By Peter Burns
Join Local Motion (and Peter) at a winter biking workshop near you this December! These fun events are free and include food and prizes. Find the schedule at www.localmotion.org/events
When I started riding through the winter 35 years ago, there were only a handful of us. Each year more and more folks are riding though the winter. The technology for cold weather riding is constantly improving. Even more important is the change in consciousness. Many people see winter riding as not only possible, but desirable. If you can ski, you can bike in the winter!
I teach bike commuting classes for Local Motion and on more than one occasion I have heard someone say, "Of course bicycles are OK during the spring, summer and fall, but they are not practical for the winter." I have been a year round rider for many years, and I believe that a bicycle can be a practical means of transportation through the winter. It is certainly a challenge riding when the temperature drops and the snow falls, but so is driving a car. I live in Winooski and ride to Burlington every day. There were some difficult days last winter, but I was always able to get through it.
There are some things that you and our neighbors can do to make year-round rider easier. For starters, safe, heated, indoor bike parking makes a big difference. This should be available in all public buildings and many businesses. There is indoor bike parking in Burlington's City Hall, for example, but it is squeezed into the basement and you have to hang your bike up on a hook, which is challenging and also doesn't really work if your bike has fenders. It is a step in the right direction, but still falls short. Indoor parking is important because it enables a bike rider to lock and unlock their bike without getting frozen fingers. This may seem like a minor detail, but when the temperature is in the single digits, locking and unlocking a bike turns into an ordeal. I also use front and rear lights in the day and at night. Indoor parking means I can turn on my lights just before leaving the heated area, avoiding freezing hands.
Streets need to be plowed right to the edge of the road. Often just the center of the road is plowed and salted, so that there is no room for a bicycle rider. State law mandates that cars give bicycles four feet of clearance. This becomes nearly impossible when the roads narrow because of plowing. In addition, protected bike lanes should be plowed and salted. These bike lanes should also not be used as a place to put snow when people plow their driveways and shovel their walkways.
We must continue to move forward in making all of Vermont a more bike friendly state by implementing infrastructure changes including many more protected bike lanes and
bike paths. The infrastructure changes are happening, but very slowly. Many American and European cities have bike systems that function year round, even in cold weather. It is a question of political will. Last spring the Colchester Causeway was badly damaged by a storm. As summer approached, it looked as if the Causeway would be closed and the Local Motion Bike Ferry to South Hero would not be running.

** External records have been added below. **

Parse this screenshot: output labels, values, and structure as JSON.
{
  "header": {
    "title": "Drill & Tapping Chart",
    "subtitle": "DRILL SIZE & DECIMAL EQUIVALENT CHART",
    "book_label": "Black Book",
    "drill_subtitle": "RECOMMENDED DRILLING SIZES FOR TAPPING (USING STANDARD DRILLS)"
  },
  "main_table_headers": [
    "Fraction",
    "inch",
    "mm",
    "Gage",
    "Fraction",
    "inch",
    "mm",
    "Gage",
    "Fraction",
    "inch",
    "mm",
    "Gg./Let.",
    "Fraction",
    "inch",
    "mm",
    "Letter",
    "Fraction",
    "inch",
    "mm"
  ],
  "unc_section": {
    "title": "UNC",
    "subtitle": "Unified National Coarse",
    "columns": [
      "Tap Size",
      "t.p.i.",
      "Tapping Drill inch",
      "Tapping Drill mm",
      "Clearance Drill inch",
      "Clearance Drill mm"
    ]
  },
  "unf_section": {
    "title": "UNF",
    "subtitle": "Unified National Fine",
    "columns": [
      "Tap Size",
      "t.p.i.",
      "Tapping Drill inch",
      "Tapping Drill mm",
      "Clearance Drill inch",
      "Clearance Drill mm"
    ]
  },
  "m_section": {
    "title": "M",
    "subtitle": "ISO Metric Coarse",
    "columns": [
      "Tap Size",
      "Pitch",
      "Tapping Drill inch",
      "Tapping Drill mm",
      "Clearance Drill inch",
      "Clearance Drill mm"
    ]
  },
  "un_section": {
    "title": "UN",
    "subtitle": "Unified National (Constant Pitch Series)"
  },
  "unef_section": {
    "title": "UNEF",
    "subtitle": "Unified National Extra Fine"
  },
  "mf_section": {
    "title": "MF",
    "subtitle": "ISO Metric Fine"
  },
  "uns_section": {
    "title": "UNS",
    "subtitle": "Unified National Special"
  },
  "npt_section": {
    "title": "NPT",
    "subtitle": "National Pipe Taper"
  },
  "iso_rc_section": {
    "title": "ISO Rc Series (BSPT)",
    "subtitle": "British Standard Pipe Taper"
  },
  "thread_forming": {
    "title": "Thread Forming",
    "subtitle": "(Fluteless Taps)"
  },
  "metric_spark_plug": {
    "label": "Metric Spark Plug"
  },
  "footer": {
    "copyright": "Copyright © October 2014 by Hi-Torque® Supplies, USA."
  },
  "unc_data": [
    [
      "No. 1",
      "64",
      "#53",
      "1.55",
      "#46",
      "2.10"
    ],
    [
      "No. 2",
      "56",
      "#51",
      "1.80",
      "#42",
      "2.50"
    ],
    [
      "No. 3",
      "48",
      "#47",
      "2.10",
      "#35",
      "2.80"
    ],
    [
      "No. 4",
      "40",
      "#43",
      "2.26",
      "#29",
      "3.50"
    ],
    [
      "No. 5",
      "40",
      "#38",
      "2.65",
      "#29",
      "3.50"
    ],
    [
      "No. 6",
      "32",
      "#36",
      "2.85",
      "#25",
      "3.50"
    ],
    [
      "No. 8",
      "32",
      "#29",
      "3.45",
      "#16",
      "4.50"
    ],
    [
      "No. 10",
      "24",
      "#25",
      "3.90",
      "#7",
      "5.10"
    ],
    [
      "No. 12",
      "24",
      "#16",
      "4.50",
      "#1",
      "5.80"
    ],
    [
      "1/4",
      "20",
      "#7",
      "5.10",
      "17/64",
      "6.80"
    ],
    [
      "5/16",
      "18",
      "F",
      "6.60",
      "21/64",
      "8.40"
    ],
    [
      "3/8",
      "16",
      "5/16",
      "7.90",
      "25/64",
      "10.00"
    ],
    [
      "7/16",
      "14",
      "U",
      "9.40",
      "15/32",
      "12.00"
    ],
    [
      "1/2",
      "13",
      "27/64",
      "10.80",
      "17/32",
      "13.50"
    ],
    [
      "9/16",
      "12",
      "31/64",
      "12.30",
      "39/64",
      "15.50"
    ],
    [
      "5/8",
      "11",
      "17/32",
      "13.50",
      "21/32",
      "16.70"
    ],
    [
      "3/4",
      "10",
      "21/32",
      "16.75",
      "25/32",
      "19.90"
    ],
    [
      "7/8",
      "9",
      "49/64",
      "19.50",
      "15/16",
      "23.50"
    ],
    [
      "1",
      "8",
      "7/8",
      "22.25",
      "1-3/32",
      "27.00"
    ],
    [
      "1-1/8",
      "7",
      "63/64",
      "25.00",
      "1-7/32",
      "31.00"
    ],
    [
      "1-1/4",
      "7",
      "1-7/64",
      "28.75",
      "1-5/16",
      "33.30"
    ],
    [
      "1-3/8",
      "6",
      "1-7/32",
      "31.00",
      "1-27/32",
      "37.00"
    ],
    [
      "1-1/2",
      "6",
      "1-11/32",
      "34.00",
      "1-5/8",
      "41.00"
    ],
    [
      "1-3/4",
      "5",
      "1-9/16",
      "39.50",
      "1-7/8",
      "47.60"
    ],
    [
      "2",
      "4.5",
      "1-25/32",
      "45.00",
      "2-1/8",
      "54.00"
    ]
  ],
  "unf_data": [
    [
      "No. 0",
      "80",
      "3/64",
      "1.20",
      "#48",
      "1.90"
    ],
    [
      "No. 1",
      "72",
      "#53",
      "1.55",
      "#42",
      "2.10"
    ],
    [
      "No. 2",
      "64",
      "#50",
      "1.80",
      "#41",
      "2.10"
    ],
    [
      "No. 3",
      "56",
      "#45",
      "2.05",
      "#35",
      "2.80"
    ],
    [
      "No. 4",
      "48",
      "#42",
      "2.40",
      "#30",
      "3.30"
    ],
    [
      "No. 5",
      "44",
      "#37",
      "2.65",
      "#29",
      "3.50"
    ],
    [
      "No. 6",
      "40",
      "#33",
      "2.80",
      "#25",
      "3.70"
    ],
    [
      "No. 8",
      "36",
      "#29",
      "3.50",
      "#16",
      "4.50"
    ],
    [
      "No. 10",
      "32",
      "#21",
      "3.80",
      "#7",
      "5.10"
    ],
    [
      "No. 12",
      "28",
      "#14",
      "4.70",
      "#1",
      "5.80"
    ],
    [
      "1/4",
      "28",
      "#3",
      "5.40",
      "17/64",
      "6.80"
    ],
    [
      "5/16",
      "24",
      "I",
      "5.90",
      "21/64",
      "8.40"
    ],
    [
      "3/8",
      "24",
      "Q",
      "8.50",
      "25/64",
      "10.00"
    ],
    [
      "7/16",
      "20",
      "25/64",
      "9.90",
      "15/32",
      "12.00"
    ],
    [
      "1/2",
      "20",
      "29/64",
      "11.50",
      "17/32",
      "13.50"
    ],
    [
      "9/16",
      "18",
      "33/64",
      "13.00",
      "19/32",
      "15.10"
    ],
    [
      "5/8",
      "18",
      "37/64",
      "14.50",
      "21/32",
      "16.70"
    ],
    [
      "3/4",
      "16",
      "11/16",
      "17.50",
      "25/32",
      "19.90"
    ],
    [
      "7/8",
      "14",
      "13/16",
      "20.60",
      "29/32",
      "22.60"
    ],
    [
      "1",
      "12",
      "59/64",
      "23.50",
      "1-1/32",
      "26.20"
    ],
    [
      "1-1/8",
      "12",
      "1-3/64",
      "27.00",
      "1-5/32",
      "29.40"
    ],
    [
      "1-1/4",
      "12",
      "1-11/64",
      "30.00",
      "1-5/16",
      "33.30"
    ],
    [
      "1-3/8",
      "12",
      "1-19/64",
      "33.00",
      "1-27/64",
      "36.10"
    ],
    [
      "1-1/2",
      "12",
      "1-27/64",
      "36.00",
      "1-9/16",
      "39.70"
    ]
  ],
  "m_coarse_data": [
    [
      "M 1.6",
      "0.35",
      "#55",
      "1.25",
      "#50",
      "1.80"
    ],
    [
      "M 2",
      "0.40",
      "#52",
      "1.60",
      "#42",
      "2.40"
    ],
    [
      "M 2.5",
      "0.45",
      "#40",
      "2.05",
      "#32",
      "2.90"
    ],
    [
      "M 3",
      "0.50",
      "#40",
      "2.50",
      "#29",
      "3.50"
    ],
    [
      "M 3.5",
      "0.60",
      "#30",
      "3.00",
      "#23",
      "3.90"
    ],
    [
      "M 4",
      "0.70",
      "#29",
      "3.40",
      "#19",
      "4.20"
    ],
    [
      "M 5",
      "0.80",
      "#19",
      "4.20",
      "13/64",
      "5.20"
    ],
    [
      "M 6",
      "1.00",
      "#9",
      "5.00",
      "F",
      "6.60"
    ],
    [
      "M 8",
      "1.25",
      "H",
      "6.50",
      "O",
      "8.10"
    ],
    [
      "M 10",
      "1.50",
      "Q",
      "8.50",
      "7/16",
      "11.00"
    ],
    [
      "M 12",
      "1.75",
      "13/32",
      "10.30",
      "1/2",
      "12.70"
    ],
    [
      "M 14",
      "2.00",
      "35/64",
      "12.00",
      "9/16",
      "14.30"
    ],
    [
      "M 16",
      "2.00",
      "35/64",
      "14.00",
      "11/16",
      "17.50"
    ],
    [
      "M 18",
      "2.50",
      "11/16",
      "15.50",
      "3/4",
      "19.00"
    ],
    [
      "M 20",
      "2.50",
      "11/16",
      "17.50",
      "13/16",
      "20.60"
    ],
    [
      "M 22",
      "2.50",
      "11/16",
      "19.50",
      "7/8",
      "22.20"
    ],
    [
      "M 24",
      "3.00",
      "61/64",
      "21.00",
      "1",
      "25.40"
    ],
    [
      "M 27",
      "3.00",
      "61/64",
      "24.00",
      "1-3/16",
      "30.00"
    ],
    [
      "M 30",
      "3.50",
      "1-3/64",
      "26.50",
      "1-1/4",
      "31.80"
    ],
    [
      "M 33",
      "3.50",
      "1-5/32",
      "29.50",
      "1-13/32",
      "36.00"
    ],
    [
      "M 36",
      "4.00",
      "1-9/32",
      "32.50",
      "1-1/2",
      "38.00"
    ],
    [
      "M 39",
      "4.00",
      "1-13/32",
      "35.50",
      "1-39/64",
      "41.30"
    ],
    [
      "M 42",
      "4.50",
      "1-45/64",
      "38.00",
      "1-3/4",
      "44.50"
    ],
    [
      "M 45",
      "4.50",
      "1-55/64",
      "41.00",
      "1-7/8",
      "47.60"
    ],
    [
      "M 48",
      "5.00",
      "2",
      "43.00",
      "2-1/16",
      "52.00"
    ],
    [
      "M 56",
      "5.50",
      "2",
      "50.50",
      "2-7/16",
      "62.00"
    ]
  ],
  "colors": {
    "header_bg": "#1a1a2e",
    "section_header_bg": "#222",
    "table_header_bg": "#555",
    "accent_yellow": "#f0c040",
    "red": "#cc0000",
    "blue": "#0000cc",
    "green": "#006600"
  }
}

Governor Scott and other high level political figures decided that this was not acceptable and in an amazingly short period of time the Causeway was fixed and the Bike Ferry was up and running. This is a great example of how the state and towns can make biking better for Vermonters very quickly. We need to take an all-in approach to make the roads safer all four seasons for those of us who choose or have only the choice to bike commute.
If you drive a car, you can help. Be patient when a bike rider doesn't have enough room to pull all the way over and seems as if they are slowing you down. Honking your horn does not help. When you see a winter rider stopped at a red light, you might roll down your window and thank them for reducing traffic, not polluting, and helping to make the world a better place.